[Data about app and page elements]

-*-

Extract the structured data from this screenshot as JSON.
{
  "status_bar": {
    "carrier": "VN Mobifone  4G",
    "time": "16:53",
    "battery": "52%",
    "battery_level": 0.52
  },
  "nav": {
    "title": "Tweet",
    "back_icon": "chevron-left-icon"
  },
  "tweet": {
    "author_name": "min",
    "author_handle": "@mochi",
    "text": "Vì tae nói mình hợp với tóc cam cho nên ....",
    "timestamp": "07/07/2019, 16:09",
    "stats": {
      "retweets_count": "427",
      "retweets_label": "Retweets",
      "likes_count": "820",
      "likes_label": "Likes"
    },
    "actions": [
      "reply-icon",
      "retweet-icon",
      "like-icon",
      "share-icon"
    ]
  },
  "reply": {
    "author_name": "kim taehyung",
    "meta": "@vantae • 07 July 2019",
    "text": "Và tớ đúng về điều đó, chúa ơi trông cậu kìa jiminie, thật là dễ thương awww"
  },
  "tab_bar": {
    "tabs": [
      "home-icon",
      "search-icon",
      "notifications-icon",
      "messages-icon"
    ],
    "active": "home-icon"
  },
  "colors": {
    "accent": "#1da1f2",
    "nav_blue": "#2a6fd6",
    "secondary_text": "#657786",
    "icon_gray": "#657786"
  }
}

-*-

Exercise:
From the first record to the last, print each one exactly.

Result for this exercise:
Extract the structured data from this screenshot as JSON.
{
  "status_bar": {
    "carrier": "VN Mobifone  4G",
    "time": "16:53",
    "battery": "52%",
    "battery_level": 0.52
  },
  "nav": {
    "title": "Tweet",
    "back_icon": "chevron-left-icon"
  },
  "tweet": {
    "author_name": "min",
    "author_handle": "@mochi",
    "text": "Vì tae nói mình hợp với tóc cam cho nên ....",
    "timestamp": "07/07/2019, 16:09",
    "stats": {
      "retweets_count": "427",
      "retweets_label": "Retweets",
      "likes_count": "820",
      "likes_label": "Likes"
    },
    "actions": [
      "reply-icon",
      "retweet-icon",
      "like-icon",
      "share-icon"
    ]
  },
  "reply": {
    "author_name": "kim taehyung",
    "meta": "@vantae • 07 July 2019",
    "text": "Và tớ đúng về điều đó, chúa ơi trông cậu kìa jiminie, thật là dễ thương awww"
  },
  "tab_bar": {
    "tabs": [
      "home-icon",
      "search-icon",
      "notifications-icon",
      "messages-icon"
    ],
    "active": "home-icon"
  },
  "colors": {
    "accent": "#1da1f2",
    "nav_blue": "#2a6fd6",
    "secondary_text": "#657786",
    "icon_gray": "#657786"
  }
}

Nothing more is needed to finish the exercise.